Modulation of Head and Neck Cancer by Protein Kinase C
Squamous cell carcinomas of the head and neck (SCCHN) generally overexpress epidermal growth factor receptors (EGFR) that have been linked to poor prognosis, treatment failure, and shortened survival. Protein kinase C enzymes (PKCs) have also been implicated in growth control, particularly as mediators of EGF signaling. Recently, we have demonstrated that the atypical protein kinase C isoform, PKC zeta, is necessary for EGF induced MAPK activation in head and neck cancer cell lines. PKC zeta has also been implicated in activation of p70 S6 kinase and the survival factor Nuclear Factor kappa B (NF-kappaB), and we have shown that inhibition of PKC zeta promotes apoptosis in head and neck tumor cells. Finally, we have shown that general inhibitors of classic and novel PKCs are cytotoxic to SCCHNs in vitro and in vivo, but the specific PKC isoforms responsible have not been identified.

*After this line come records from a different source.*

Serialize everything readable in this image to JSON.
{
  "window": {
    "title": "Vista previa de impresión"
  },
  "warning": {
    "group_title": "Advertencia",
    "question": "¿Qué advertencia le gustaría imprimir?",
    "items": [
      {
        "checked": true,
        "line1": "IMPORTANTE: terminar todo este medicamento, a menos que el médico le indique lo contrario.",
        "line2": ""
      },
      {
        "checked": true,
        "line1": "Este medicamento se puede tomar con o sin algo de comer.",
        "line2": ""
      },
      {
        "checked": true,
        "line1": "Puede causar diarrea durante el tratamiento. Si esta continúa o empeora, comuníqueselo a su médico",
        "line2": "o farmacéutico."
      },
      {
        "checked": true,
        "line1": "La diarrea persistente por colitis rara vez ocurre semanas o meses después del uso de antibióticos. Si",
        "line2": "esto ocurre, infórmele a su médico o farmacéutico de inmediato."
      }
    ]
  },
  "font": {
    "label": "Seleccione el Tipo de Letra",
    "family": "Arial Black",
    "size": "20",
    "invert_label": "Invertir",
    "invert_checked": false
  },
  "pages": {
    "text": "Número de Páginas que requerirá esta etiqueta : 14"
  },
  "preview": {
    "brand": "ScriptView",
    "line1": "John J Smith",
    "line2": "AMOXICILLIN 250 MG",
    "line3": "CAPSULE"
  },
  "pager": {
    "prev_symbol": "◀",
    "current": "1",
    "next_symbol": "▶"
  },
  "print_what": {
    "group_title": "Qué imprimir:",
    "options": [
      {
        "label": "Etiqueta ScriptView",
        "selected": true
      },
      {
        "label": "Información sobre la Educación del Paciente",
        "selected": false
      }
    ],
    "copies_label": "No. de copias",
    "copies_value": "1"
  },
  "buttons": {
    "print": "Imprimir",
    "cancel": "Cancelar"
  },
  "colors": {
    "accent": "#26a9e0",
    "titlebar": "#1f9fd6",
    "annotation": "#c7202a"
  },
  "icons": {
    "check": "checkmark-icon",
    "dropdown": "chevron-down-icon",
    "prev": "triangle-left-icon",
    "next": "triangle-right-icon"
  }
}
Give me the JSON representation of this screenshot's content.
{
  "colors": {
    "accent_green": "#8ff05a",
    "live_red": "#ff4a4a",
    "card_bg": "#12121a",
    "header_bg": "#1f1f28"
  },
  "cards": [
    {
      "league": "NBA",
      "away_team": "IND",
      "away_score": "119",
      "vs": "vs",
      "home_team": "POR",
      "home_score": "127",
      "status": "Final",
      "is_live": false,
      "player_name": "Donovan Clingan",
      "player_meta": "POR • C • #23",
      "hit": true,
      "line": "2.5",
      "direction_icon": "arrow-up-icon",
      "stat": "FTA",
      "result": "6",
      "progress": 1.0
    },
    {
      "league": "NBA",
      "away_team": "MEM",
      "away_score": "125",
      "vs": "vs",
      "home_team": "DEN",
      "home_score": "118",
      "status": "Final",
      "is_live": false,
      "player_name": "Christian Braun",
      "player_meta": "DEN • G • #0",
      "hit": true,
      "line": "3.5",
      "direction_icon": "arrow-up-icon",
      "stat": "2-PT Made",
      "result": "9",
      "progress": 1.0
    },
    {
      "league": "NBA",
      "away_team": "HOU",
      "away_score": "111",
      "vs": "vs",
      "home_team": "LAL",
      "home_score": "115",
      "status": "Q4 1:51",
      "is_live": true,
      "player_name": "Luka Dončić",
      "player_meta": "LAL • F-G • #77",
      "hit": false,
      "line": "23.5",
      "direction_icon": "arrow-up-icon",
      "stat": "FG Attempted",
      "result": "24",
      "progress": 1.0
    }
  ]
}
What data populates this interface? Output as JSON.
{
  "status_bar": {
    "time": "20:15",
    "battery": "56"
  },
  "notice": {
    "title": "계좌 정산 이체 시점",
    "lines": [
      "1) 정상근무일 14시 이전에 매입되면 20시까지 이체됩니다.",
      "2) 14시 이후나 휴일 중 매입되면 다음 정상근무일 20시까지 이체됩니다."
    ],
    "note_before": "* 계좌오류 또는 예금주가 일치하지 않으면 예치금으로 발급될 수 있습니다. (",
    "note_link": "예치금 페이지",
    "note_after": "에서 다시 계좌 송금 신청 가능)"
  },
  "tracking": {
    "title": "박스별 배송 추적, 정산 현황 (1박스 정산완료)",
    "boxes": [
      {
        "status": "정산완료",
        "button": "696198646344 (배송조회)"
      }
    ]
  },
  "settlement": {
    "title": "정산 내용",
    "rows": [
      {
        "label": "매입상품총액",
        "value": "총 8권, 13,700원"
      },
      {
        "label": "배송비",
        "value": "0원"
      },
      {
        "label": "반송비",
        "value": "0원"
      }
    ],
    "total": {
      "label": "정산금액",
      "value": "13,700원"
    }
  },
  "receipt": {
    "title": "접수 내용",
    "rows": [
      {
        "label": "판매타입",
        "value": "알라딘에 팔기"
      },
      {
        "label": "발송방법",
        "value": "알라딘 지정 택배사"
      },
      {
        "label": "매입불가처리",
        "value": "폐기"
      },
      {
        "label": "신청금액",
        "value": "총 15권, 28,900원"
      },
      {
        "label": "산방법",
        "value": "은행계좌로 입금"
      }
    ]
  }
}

The present proposal seeks to identify the PKC isoforms that regulate signaling pathways that lead to SCCHN growth and survival, and to determine the potential efficacy of PKC inhibitors as therapeutic agents for the treatment of SCCHN. Specifically, we plan to: 1) Determine the nature of PKC expression in human tumor and normal tissues collected during clinical trials in squamous cell carcinoma of the head and neck; 2) Characterize the role of PKC isozymes in EGF and serum stimulation of head and neck tumor cells; 3) Test the effect of PKC inhibitors on apoptosis of head and neck tumor cells either alone or in combination with radiation, EGFR inhibitors, or TNF-alpha; and 4) Determine the effect of PKC targeted agents on head and neck cancer in vivo.